Although I won't pretend to know which exact species of Tiger Swallowtail this is, as there are several, I'm guessing it is the Canadian species.  I have yet to do any kind of research on this butterfly beyond the basics.  So I definitely need to learn how to tell once species of Tiger Swallowtail from another.  If you have any knowledge in this regard please feel free to share in the comment section below this post.


Jun 1, 2011

Juvenile Ravens

Juvenile Ravens on the roof tops

As expected, since the Ravens were nesting in February, their young have fledged way ahead of most other bird species.  There are five of them.  For a couple of weeks now they have made their presence known in the neighborhood with their loud calls.   They seem to be practicing their flying and landing skills, as I see them diving, swooping and climbing in the sky all over the neighborhood.   One of them is even a bit clumsy, which is actually quite endearing.

Juvenile Raven
Ravens are very intelligent and as I learned from both my research and through observation, their young engage in active play.  This takes the form of chase games with each other, as well as other birds, and has the added bonus of turning them into excellent fliers.   When I was watching them, it was almost as if they were encouraging each other to try landings and take offs from trees and other high places, such as a church tower, and hoping from one roof top to the next in my complex.

In Flight
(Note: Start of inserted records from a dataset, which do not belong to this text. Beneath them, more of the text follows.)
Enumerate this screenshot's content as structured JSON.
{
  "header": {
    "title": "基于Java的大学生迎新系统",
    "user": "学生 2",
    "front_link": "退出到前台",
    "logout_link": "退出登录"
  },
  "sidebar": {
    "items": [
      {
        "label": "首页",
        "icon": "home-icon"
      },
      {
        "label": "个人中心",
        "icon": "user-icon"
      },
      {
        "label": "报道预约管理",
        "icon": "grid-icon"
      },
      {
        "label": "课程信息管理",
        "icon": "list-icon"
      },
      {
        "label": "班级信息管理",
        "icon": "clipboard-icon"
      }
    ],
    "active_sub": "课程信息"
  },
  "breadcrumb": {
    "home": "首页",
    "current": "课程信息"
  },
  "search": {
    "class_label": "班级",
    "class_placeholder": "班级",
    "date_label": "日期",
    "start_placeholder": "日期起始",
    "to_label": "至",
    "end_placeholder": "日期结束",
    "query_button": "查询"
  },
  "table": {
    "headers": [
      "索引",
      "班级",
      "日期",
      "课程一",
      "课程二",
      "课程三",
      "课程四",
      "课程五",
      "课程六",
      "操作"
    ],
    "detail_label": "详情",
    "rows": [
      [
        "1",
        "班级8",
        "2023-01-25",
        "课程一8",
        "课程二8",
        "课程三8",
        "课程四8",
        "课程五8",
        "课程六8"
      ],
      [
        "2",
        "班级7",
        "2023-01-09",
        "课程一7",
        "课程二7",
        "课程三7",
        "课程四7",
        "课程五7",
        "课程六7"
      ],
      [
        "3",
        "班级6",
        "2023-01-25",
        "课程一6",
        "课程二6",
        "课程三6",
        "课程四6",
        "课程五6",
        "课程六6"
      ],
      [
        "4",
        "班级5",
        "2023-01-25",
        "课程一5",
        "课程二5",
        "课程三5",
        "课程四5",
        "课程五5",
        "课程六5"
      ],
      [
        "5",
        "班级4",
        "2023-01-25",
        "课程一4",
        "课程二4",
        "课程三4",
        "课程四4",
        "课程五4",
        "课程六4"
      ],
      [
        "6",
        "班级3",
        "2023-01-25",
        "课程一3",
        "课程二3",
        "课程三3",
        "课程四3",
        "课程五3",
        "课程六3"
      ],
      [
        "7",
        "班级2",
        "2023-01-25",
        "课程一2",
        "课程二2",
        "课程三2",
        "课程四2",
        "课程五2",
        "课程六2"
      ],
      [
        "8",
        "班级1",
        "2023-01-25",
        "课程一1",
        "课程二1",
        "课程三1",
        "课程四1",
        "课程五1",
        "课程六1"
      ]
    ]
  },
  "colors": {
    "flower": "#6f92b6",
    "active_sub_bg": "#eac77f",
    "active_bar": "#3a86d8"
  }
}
The parents, who are very caring and protective, check up on them regularly.  In the picture directly below you can see some of them in a family huddle with one of the parents.  I have observed this behavior several times now.

Joyous greeting of parent
The parents also seem always to be close by.  When the juveniles are giving off distress calls, the parents swoop in almost immediately.  The first time that I saw the juveniles, they were being mobbed by crows.  The crows however didn't stick around for long once the parents arrived on scene, as Raven parents are very aggressive in their defense of the juveniles.   They will engage any threat to their young with aggression, as I have even observed the Ravens chasing and harassing an Eagle, until it was well away from their nest site.

Juvenile Raven taking off
Juvenile Ravens will stay with or near their parents for six months after they fledge.  They also stay in a group,  while the parents are elsewhere.  As far as I know this is the only bird species to do so.  Although the juvenile Ravens are anything but quiet when they play, I quite enjoy watching their antics.